Share This



More Plants & Animals News

Wednesday, September 17, 2014

Featured Research

from universities, journals, and other organizations


Featured Videos

from AP, Reuters, AFP, and other news services

Some Tobacco Farmers Thrive Amid Challenges

Some Tobacco Farmers Thrive Amid Challenges

AP (Sep. 16, 2014) — The South's tobacco country is surviving, and even thriving in some cases, as demand overseas keeps growers in the fields of one of America's oldest cash crops. (Sept. 16) Video provided by AP
Powered by NewsLook.com
Scientists Given Rare Glimpse of 350-Kilo Colossal Squid

Scientists Given Rare Glimpse of 350-Kilo Colossal Squid

AFP (Sep. 16, 2014) — Scientists say a female colossal squid weighing an estimated 350 kilograms (770 lbs) and thought to be only the second intact specimen ever found was carrying eggs when discovered in the Antarctic. Duration: 00:47 Video provided by AFP
Powered by NewsLook.com
Raw: Scientists Examine Colossal Squid

Raw: Scientists Examine Colossal Squid

AP (Sep. 16, 2014) — Squid experts in New Zealand thawed and examined an unusual catch on Tuesday: a colossal squid. It was captured in Antarctica's remote Ross Sea in December last year and has been frozen for eight months. (Sept. 16) Video provided by AP
Powered by NewsLook.com
Ivorians Abandon Monkey Pets in Fear Over Ebola Virus

Ivorians Abandon Monkey Pets in Fear Over Ebola Virus

AFP (Sep. 16, 2014) — Since the arrival of Ebola in Ivory Coast, Ivorians have been abandoning their pets, particularly monkeys, in the fear that they may transmit the virus. Duration: 00:47 Video provided by AFP
Powered by NewsLook.com

Search ScienceDaily

Number of stories in archives: 140,361

Find with keyword(s):
 
Enter a keyword or phrase to search ScienceDaily for related topics and research stories.

Save/Print:
Share:  

Breaking News:
from the past week

In Other News

... from NewsDaily.com

Science News

Health News

    Environment News

      Technology News



      Save/Print:
      Share:  

      Free Subscriptions


      Get the latest science news with ScienceDaily's free email newsletters, updated daily and weekly. Or view hourly updated newsfeeds in your RSS reader:

      Get Social & Mobile


      Keep up to date with the latest news from ScienceDaily via social networks and mobile apps:

      Have Feedback?

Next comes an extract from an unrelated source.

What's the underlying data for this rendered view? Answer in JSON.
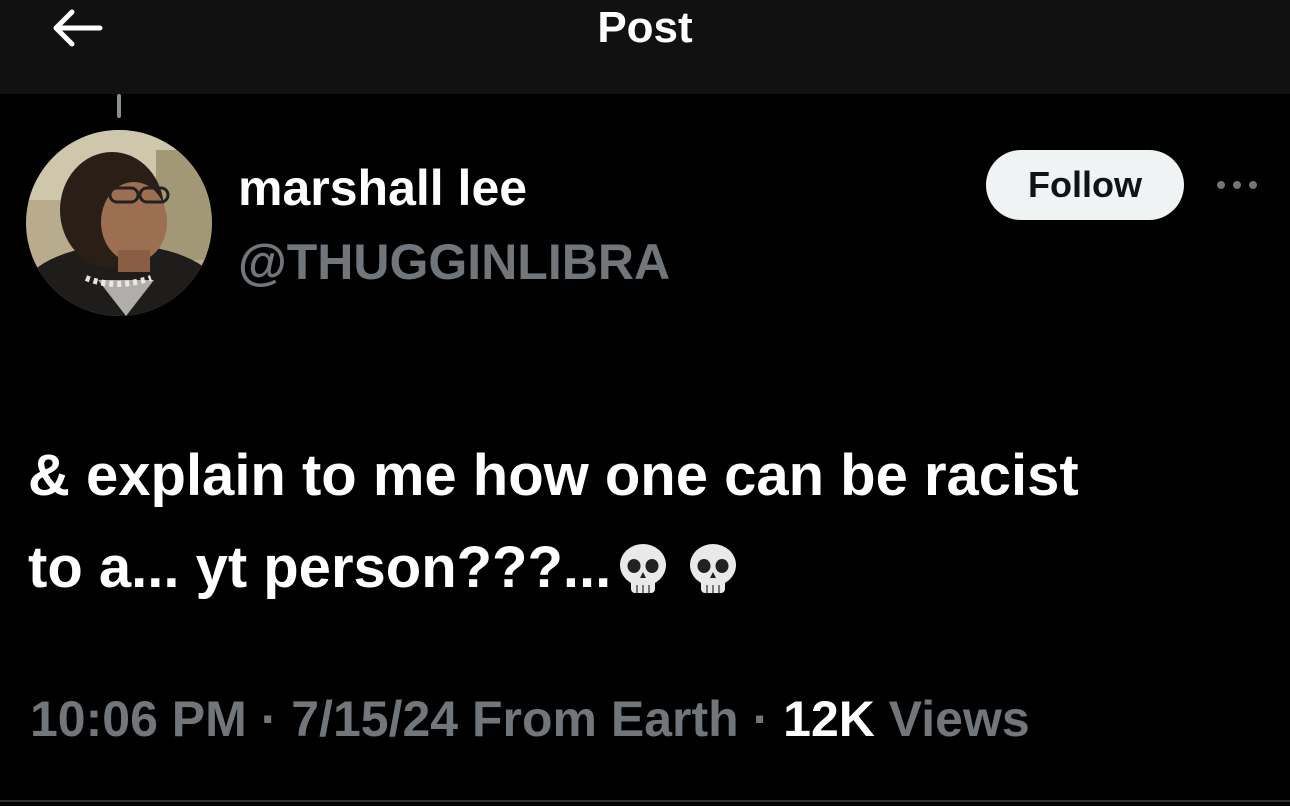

      Tell us what you think of ScienceDaily -- we welcome both positive and negative comments. Have any problems using the site? Questions?
      Mobile iPhone Android Web
      Follow Facebook Twitter Google+
      Subscribe RSS Feeds Email Newsletters
      Latest Headlines Health & Medicine Mind & Brain Space & Time Matter & Energy Computers & Math Plants & Animals Earth & Climate Fossils & Ruins